PROBLEM DETAILS
Would you give the number of lines below in which the string "Adolfo" appears? Nothing else is needed.

Data records for software interfaces
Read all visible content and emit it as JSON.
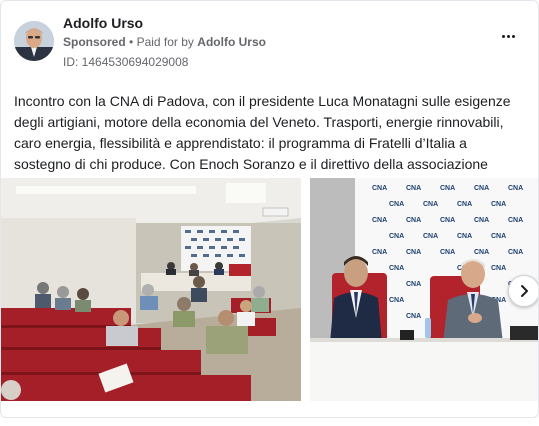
{
  "post": {
    "author": "Adolfo Urso",
    "sponsored_label": "Sponsored",
    "separator": "•",
    "paid_for_prefix": "Paid for by",
    "paid_for_name": "Adolfo Urso",
    "ad_id": "ID: 1464530694029008",
    "text": "Incontro con la CNA di Padova, con il presidente Luca Monatagni sulle esigenze degli artigiani, motore della economia del Veneto. Trasporti, energie rinnovabili, caro energia, flessibilità e apprendistato: il programma di Fratelli d’Italia a sostegno di chi produce. Con Enoch Soranzo e il direttivo della associazione"
  },
  "backdrop_logo_text": "CNA",
  "icons": {
    "more": "more-options-icon",
    "next": "chevron-right-icon"
  },
  "colors": {
    "text": "#1c1e21",
    "secondary_text": "#65676b",
    "chair_red": "#b3232b",
    "cna_blue": "#1c3f6e"
  }
}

FINAL ANSWER
2